Outside in Aspen, the participatory adventure festival, will not take place this year in what organizers are calling a hiatus.
Produced by Outside magazine and the Aspen Chamber Resort Association, the unique event put paying guests on local trails, roads, and rivers next to elite, professional athletes and Outside editors. It ran over a weekend in early June for three years, beginning in 2010.
“It grew year over year but it didn’t get to where the investment worked for the chamber and for Outside,” said Maureen Poschman of Promo Communications, who handled public relations for the event. “The numbers weren’t where we wanted them to be after three years.”
She said roughly 100 people paid to take part in the event’s activities last year, including climbing, biking, running, boating and fishing. It also included panel discussions, parties, and a “base camp” of product display tents and sponsor exhibits at Gondola Plaza.
The partnership between Outside and local tourism officials remains strong, said Poschman. The magazine and the chamber are retooling the event, in the hopes of bringing it back to Aspen in 2014.
The focus, format and time of year it occurs are likely to change if Outside in Aspen returns, said Poschman. Taking place in early June on the tail end of off-season, the startup event struggled against Aspen vacation patterns and scheduling around other special events.
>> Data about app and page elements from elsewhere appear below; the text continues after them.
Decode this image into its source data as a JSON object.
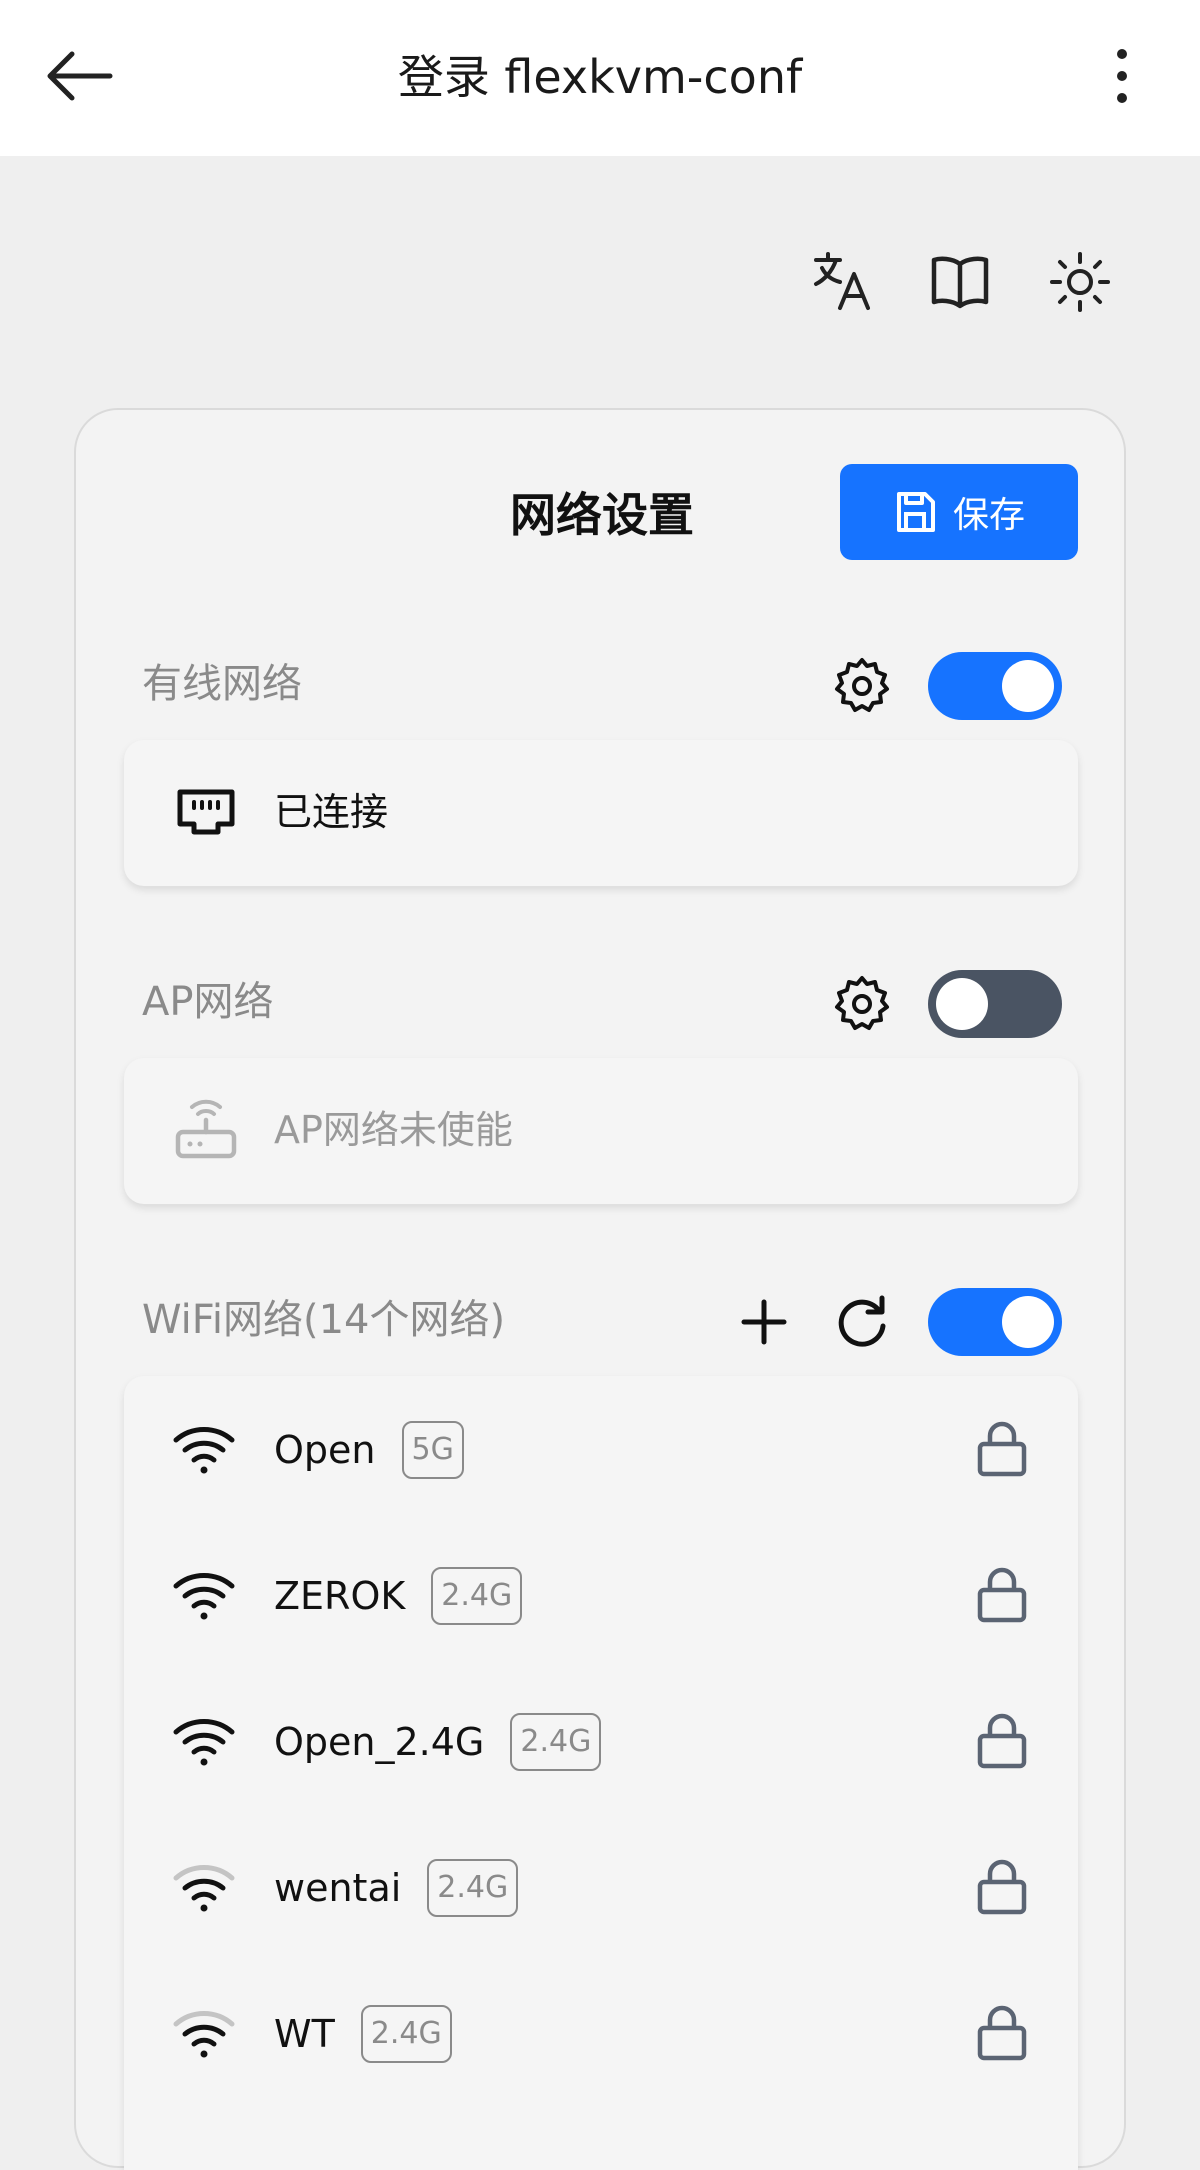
{
  "header": {
    "title": "登录 flexkvm-conf"
  },
  "toolbar_icons": [
    "translate-icon",
    "book-icon",
    "sun-icon"
  ],
  "card": {
    "title": "网络设置",
    "save_label": "保存",
    "accent_color": "#1673ff"
  },
  "wired": {
    "label": "有线网络",
    "enabled": true,
    "status": "已连接"
  },
  "ap": {
    "label": "AP网络",
    "enabled": false,
    "status": "AP网络未使能"
  },
  "wifi": {
    "label": "WiFi网络(14个网络)",
    "enabled": true,
    "networks": [
      {
        "ssid": "Open",
        "band": "5G",
        "signal": "strong",
        "locked": true
      },
      {
        "ssid": "ZEROK",
        "band": "2.4G",
        "signal": "strong",
        "locked": true
      },
      {
        "ssid": "Open_2.4G",
        "band": "2.4G",
        "signal": "strong",
        "locked": true
      },
      {
        "ssid": "wentai",
        "band": "2.4G",
        "signal": "medium",
        "locked": true
      },
      {
        "ssid": "WT",
        "band": "2.4G",
        "signal": "medium",
        "locked": true
      }
    ]
  }
}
A race that had been branded the Outside in Aspen Triathlon for the last three years is being renamed the Aspen Triathlon/Duathlon, and will run Aug. 3 instead of in June. Racers swim at the Aspen Recreation Center, then bike to the Maroon Bells and back, then run around the Aspen Golf Club. The duathlon does the same course with a run-bike-run or swim-bike combination.
With five full-page advertisements in the magazine per year and coverage of the festival online, the event in its three years met some primary goals of the chamber, including spreading the word on local outdoor activities to Outside’s demographic and marketing Aspen as an outdoor adventure destination.
“[Aspen] got incredible value for it,” Poschman said. “The exposure for Aspen was incredible but it wasn’t selling as much as we wanted it to.”
Outside in Aspen did make international gossip headlines in 2011, when cyclist Tyler Hamilton and Lance Armstrong had an alleged public confrontation at Cache Cache. Outside had brought Hamilton to town for a road biking ride-along event, shortly after he accused former teammate Armstrong of abusing performance enhancing drugs. Armstrong, a part-time Aspenite, denied using drugs at the time.
In March of last year, ACRA board member John Olson suggested they discontinue the event because it was an insult to Armstrong, who has since admitted drug use and been stripped of his cycling titles.
The event was launched out of the city of Aspen’s 2010 “Mining for Ideas” initiative, which fed $150,000 of general-fund money into special events.
The city gave $20,000 to launch the event, and ACRA continued to support it with taxpayer funds in its second two years.
At a December City Council meeting, ACRA Vice President of Sales and Marketing Julia Theisen said the chamber was not going to support the event with funds any longer and was encouraging Outside to find other sponsors.
Ryan Krogh, Outside’s research editor, who served as a point person among writers for the magazine during the event in Aspen, said he was disappointed it isn’t happening this year, but directed questions about it to the magazine’s marketing coordinator Christine Salem. She did not return a phone message and email seeking comment.